). Secreted and transmembrane proteins are folded in the ER, and the role of the UPR is to dynamically adjust the protein folding capacity to the cell requirements. Thus, any event that can disturb ER folding capacity, such as a load of unfolded proteins or altered redox state, calcium equilibrium, or glycosylation potential, will induce a UPR. The UPR is mediated by 3 transducer proteins that are integral membrane proteins of the ER: inositol-requiring kinase–1 (IRE1), an inositol-requiring kinase with endonuclease activity; activating transcription factor 6 (ATF6), a transcription factor that, like SREBP-1c and SREBP-2, is activated by proteolytic cleavage in the Golgi; and protein kinase RNA–like ER kinase (PERK). Each of these effectors activates specific pathways allowing for increased ER folding capacity, decreased protein folding load, induced degradation of misfolded proteins, and, ultimately, induced cell death (21
). It has been shown previously that a UPR induced by homocysteine is able to activate SREBP-1c and to induce lipogenic gene expression (23
). We therefore reasoned that in the livers of obese insulin-resistant animals, an ER stress, by inducing SREBP-1c cleavage, could be an alternative explanation for the ongoing lipid synthesis.

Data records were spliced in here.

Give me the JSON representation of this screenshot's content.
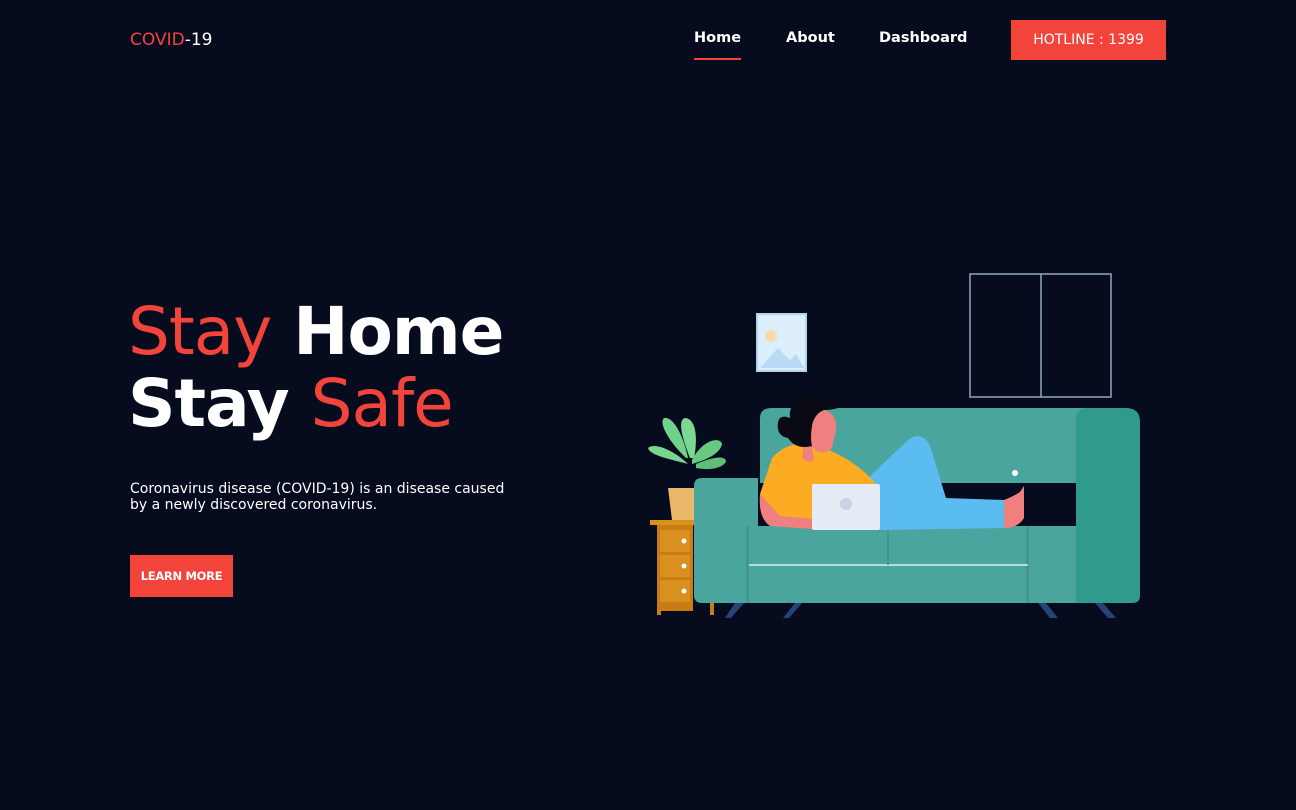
{
  "header": {
    "logo_part1": "COVID",
    "logo_part2": "-19",
    "nav": [
      {
        "label": "Home"
      },
      {
        "label": "About"
      },
      {
        "label": "Dashboard"
      }
    ],
    "hotline_label": "HOTLINE : 1399"
  },
  "hero": {
    "line1_word1": "Stay",
    "line1_word2": "Home",
    "line2_word1": "Stay",
    "line2_word2": "Safe",
    "description": "Coronavirus disease (COVID-19) is an disease caused by a newly discovered coronavirus.",
    "cta_label": "LEARN MORE"
  },
  "colors": {
    "background": "#060b1e",
    "accent": "#f2443b",
    "text": "#ffffff",
    "sofa": "#4aa59e",
    "shirt": "#fbac23",
    "pants": "#5bbcf2"
  },
  "icons": {
    "illustration": "woman-on-sofa-with-laptop"
  }
}
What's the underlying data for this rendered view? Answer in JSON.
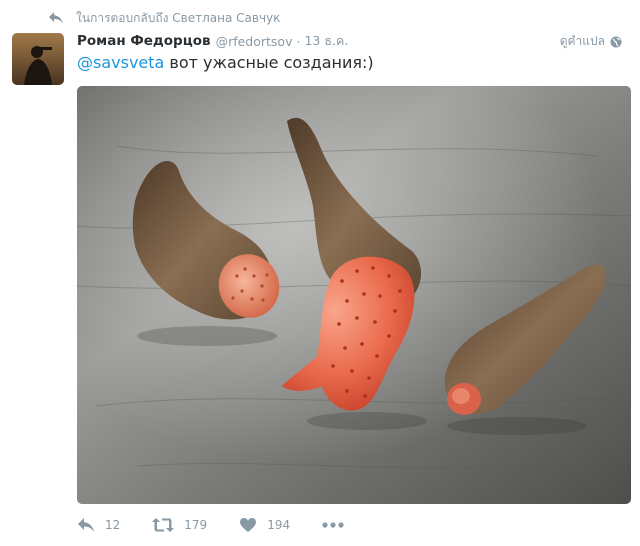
{
  "context": {
    "text": "ในการตอบกลับถึง Светлана Савчук",
    "icon": "reply-arrow-icon"
  },
  "tweet": {
    "name": "Роман Федорцов",
    "handle": "@rfedortsov",
    "separator": "·",
    "date": "13 ธ.ค.",
    "translate": "ดูคำแปล",
    "mention": "@savsveta",
    "body": " вот ужасные создания:)"
  },
  "actions": {
    "reply_count": "12",
    "retweet_count": "179",
    "like_count": "194"
  },
  "colors": {
    "link": "#1b95e0",
    "muted": "#8899a6",
    "text": "#292f33"
  }
}
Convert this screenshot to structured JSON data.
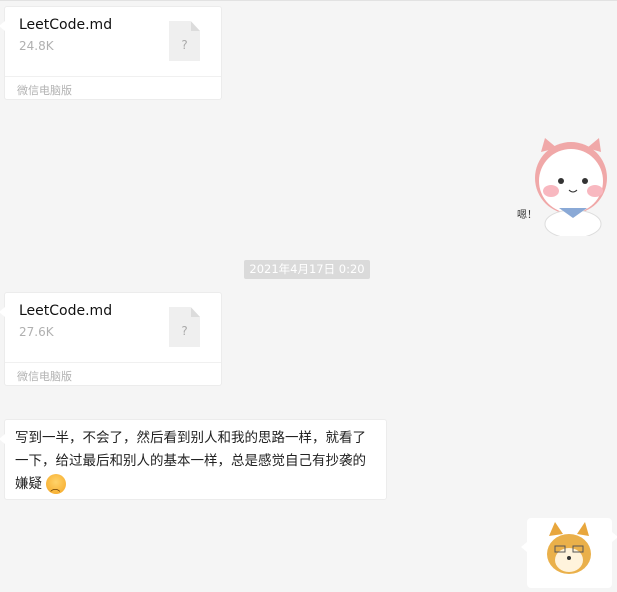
{
  "messages": [
    {
      "type": "file",
      "name": "LeetCode.md",
      "size": "24.8K",
      "source": "微信电脑版",
      "icon": "unknown-file-icon",
      "icon_glyph": "?"
    },
    {
      "type": "sticker",
      "sticker": "white-cat-sticker",
      "caption": "嗯！"
    },
    {
      "type": "timestamp",
      "text": "2021年4月17日 0:20"
    },
    {
      "type": "file",
      "name": "LeetCode.md",
      "size": "27.6K",
      "source": "微信电脑版",
      "icon": "unknown-file-icon",
      "icon_glyph": "?"
    },
    {
      "type": "text",
      "text": "写到一半，不会了，然后看到别人和我的思路一样，就看了一下，给过最后和别人的基本一样，总是感觉自己有抄袭的嫌疑",
      "emoji": "sad-face-emoji"
    },
    {
      "type": "sticker",
      "sticker": "shiba-dog-sticker"
    }
  ],
  "colors": {
    "background": "#f5f5f5",
    "bubble": "#ffffff",
    "timestamp_bg": "#dadada"
  }
}
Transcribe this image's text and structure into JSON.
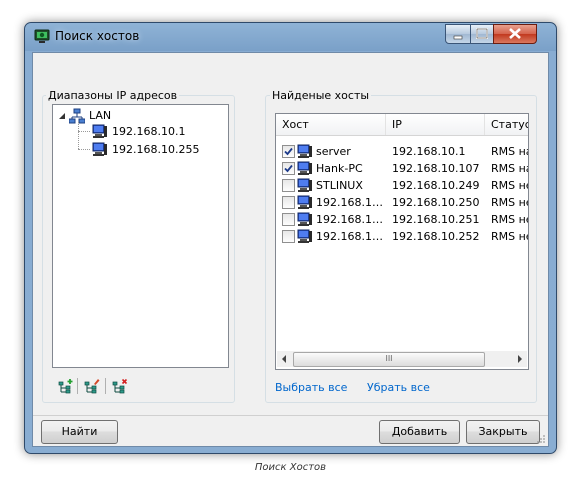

In the present study, we showed that SREBP-1c cleavage was induced by the ER stress pathway independently of insulin. We also demonstrated that attenuation of ER stress by molecular chaperones in livers of ob/ob mice slowed down lipogenesis by inhibiting SREBP-1c proteolytic cleavage and thus improved steatosis and insulin sensitivity of these animals. Finally, we showed that insulin-induced SREBP cleavage was inhibited by overexpression of the chaperone glucose-regulated protein 78 (GRP78) and that the SREBP-1c complex was able to bind GRP78. Our results indicate that ER stress is a major component of the hepatic steatosis and insulin resistance observed in obese insulin-resistant rodents.